*** LISTED ENTRIES Section Begins ***

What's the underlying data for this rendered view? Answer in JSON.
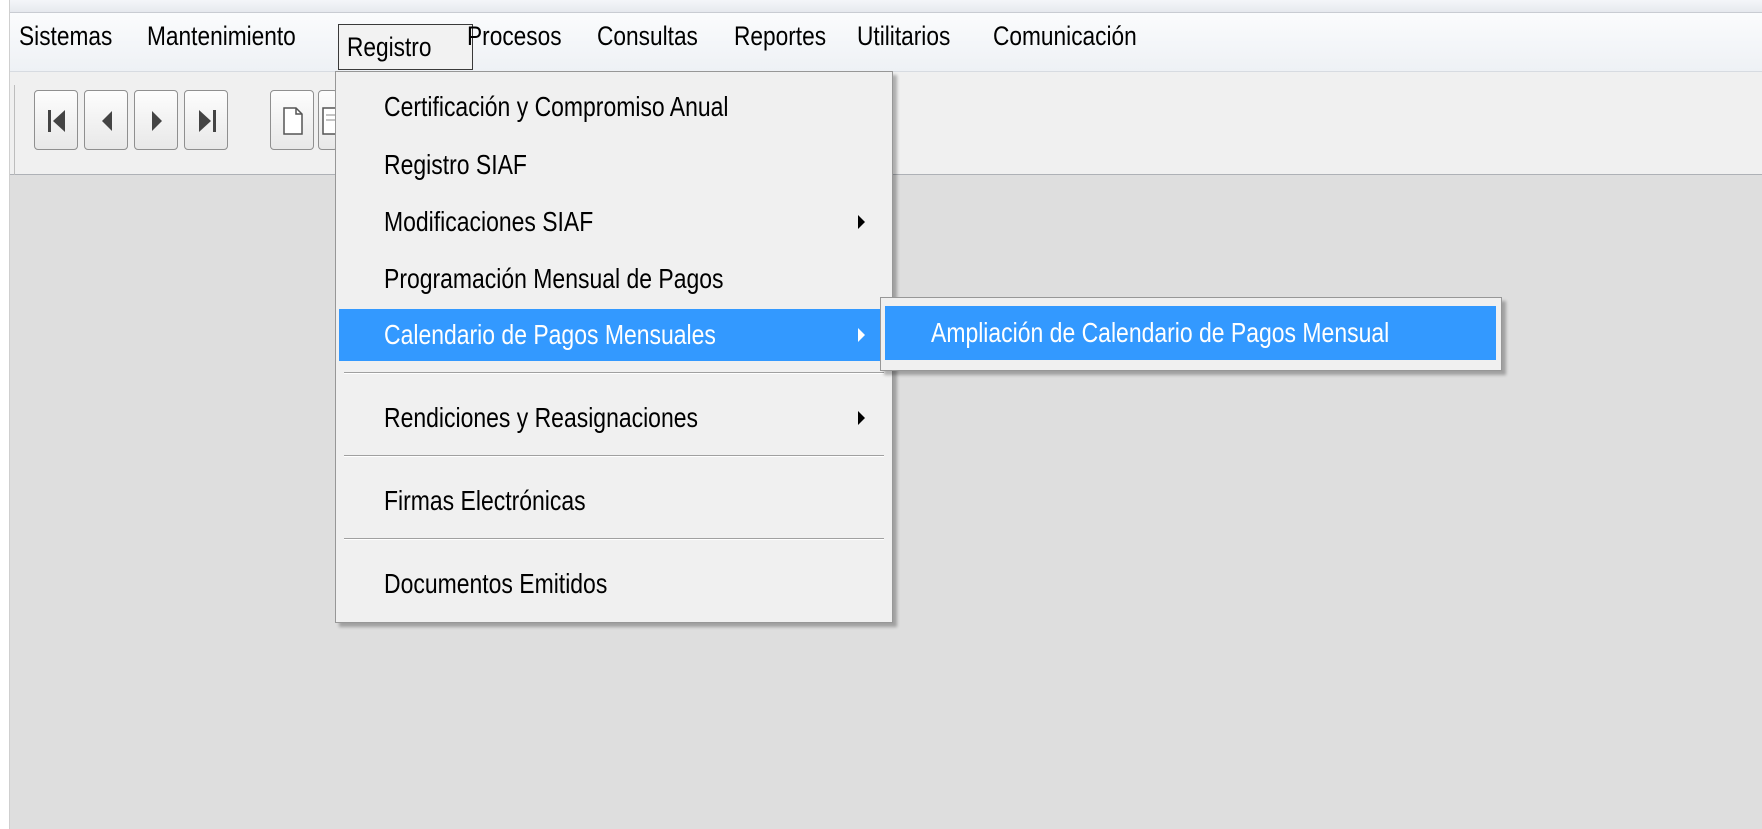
{
  "menubar": {
    "items": [
      {
        "label": "Sistemas"
      },
      {
        "label": "Mantenimiento"
      },
      {
        "label": "Registro"
      },
      {
        "label": "Procesos"
      },
      {
        "label": "Consultas"
      },
      {
        "label": "Reportes"
      },
      {
        "label": "Utilitarios"
      },
      {
        "label": "Comunicación"
      }
    ],
    "active": "Registro"
  },
  "toolbar": {
    "buttons": [
      {
        "icon": "first-record-icon"
      },
      {
        "icon": "previous-record-icon"
      },
      {
        "icon": "next-record-icon"
      },
      {
        "icon": "last-record-icon"
      },
      {
        "icon": "new-document-icon"
      },
      {
        "icon": "document-icon"
      }
    ]
  },
  "registro_menu": {
    "items": [
      {
        "label": "Certificación y Compromiso Anual",
        "submenu": false
      },
      {
        "label": "Registro SIAF",
        "submenu": false
      },
      {
        "label": "Modificaciones SIAF",
        "submenu": true
      },
      {
        "label": "Programación Mensual de Pagos",
        "submenu": false
      },
      {
        "label": "Calendario de Pagos Mensuales",
        "submenu": true,
        "highlighted": true
      },
      {
        "label": "Rendiciones y Reasignaciones",
        "submenu": true
      },
      {
        "label": "Firmas Electrónicas",
        "submenu": false
      },
      {
        "label": "Documentos Emitidos",
        "submenu": false
      }
    ]
  },
  "calendario_submenu": {
    "items": [
      {
        "label": "Ampliación de Calendario de Pagos Mensual",
        "highlighted": true
      }
    ]
  },
  "colors": {
    "highlight": "#3399ff",
    "menu_background": "#f0f0f0",
    "workspace": "#dedede"
  }
}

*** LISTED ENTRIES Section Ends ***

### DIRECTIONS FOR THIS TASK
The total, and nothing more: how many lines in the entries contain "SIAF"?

### SOLUTION TO THE PROBLEM
2